__PROBLEM__
Scan the records below and say how many lines include the word "accounts", giving no other text.

• • • • • • •

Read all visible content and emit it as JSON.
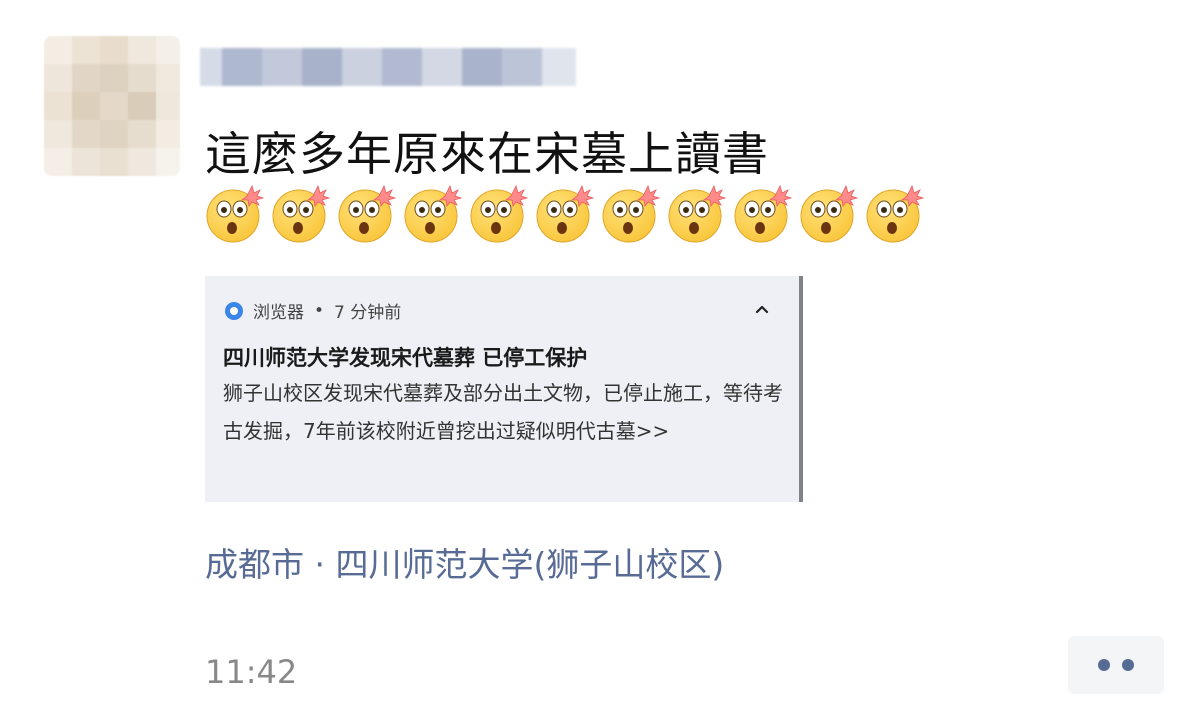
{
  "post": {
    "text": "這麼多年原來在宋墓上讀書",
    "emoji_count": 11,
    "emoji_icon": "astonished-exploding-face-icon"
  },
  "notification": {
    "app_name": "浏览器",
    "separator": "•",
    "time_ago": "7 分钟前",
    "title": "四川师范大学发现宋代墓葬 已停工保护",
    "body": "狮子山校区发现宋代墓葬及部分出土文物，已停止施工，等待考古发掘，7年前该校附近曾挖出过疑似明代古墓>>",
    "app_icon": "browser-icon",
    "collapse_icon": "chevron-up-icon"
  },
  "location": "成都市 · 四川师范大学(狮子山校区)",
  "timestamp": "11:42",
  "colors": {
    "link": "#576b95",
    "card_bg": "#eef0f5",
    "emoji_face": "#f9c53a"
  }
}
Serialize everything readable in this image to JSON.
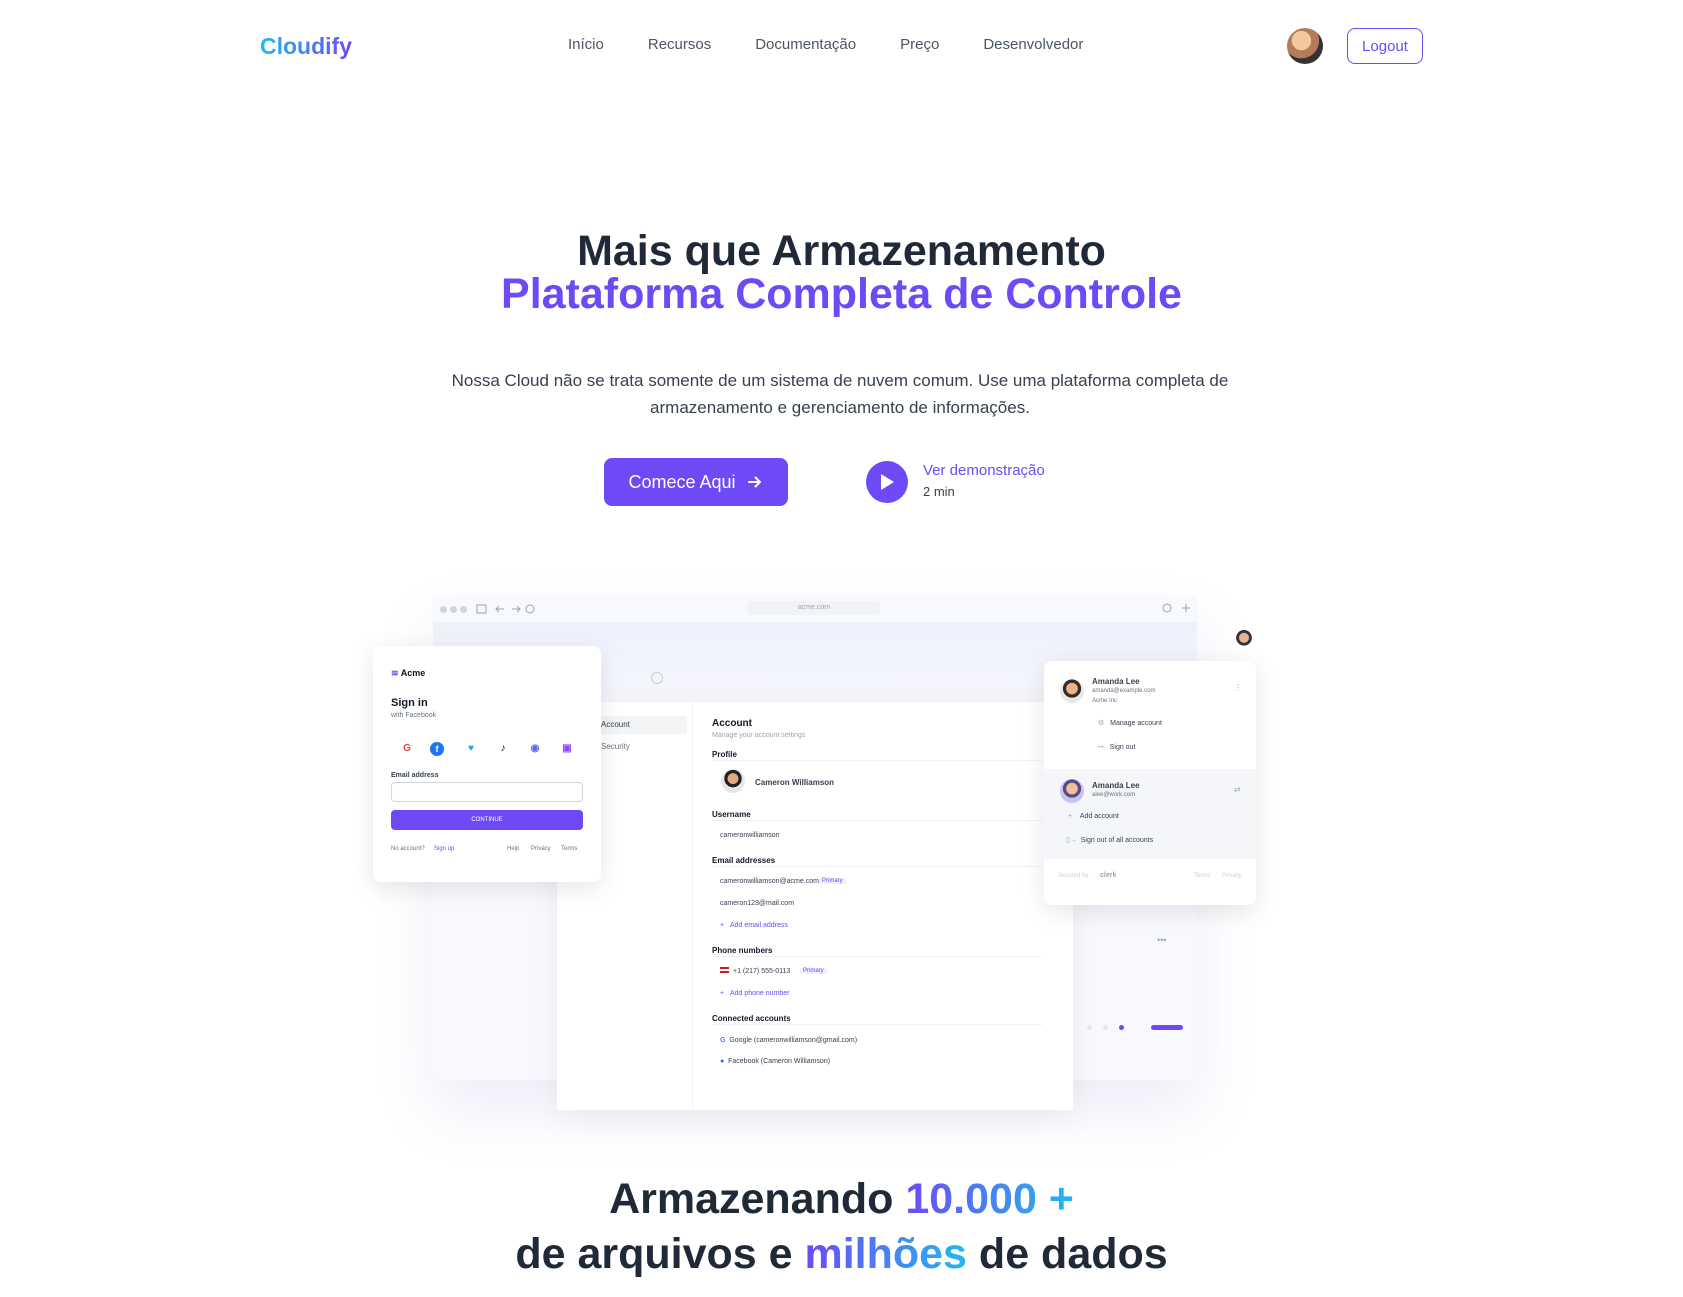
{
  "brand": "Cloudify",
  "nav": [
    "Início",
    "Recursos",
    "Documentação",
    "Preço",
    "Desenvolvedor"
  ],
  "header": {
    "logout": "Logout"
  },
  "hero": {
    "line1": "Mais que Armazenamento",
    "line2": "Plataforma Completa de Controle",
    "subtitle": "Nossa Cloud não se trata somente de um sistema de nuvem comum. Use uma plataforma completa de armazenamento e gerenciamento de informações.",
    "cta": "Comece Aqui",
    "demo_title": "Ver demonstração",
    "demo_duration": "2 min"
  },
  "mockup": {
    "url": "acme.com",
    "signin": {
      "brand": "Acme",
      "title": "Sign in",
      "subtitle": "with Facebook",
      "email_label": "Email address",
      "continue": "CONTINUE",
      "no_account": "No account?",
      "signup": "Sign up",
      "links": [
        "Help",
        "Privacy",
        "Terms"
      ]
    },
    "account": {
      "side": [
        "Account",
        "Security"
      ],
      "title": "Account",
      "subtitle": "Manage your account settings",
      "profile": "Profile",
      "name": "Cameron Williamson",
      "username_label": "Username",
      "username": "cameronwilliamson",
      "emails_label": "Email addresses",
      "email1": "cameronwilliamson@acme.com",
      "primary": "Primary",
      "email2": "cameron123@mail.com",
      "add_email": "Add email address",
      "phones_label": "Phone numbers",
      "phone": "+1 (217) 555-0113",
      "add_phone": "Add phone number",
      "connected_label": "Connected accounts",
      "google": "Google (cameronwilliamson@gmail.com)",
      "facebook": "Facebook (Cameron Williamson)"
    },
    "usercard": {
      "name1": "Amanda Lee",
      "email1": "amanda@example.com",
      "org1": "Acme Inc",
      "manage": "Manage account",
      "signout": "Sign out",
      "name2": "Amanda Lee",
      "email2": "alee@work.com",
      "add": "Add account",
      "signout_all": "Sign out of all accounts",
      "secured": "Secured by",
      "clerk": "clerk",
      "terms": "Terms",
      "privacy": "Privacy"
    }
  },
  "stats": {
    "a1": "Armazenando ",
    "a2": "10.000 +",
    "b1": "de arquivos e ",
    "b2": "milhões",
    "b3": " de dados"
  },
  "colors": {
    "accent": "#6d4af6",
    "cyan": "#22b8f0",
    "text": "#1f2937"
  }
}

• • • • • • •

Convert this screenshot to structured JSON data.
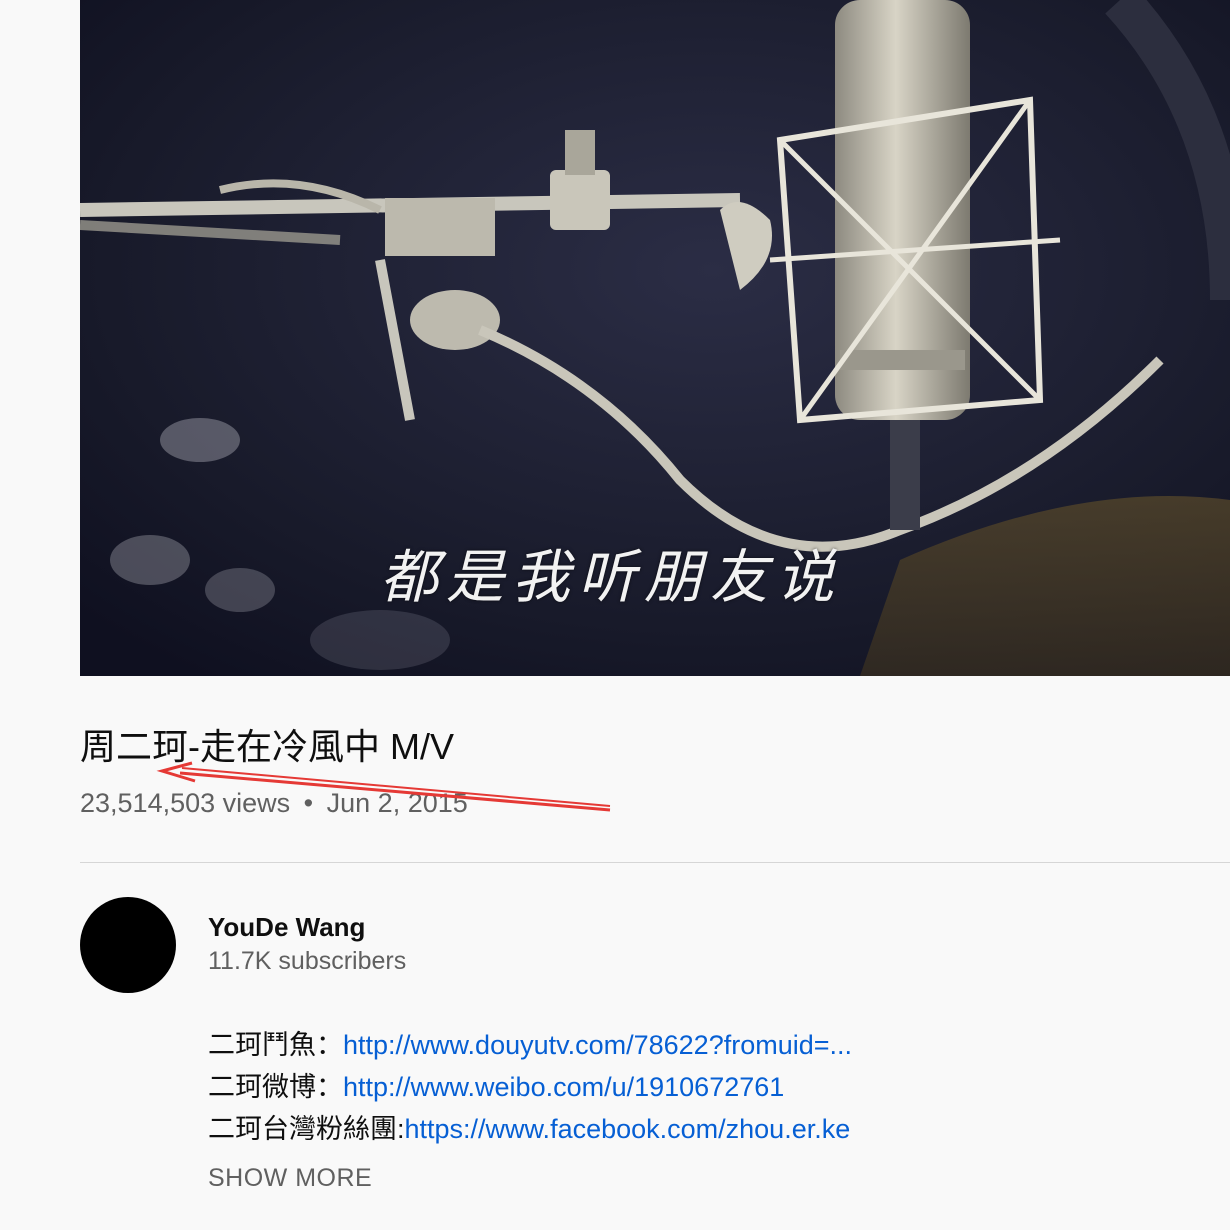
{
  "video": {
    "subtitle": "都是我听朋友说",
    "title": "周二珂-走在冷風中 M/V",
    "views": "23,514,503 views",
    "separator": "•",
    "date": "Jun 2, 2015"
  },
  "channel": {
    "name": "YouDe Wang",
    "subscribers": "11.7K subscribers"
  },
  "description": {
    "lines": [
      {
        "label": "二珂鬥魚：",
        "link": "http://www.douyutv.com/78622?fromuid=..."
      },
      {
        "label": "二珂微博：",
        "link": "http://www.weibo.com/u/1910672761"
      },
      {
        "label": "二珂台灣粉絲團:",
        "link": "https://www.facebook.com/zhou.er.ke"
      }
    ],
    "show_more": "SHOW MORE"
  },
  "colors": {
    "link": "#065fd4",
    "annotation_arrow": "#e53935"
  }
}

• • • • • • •

__SOLUTION TO THIS PROBLEM__
2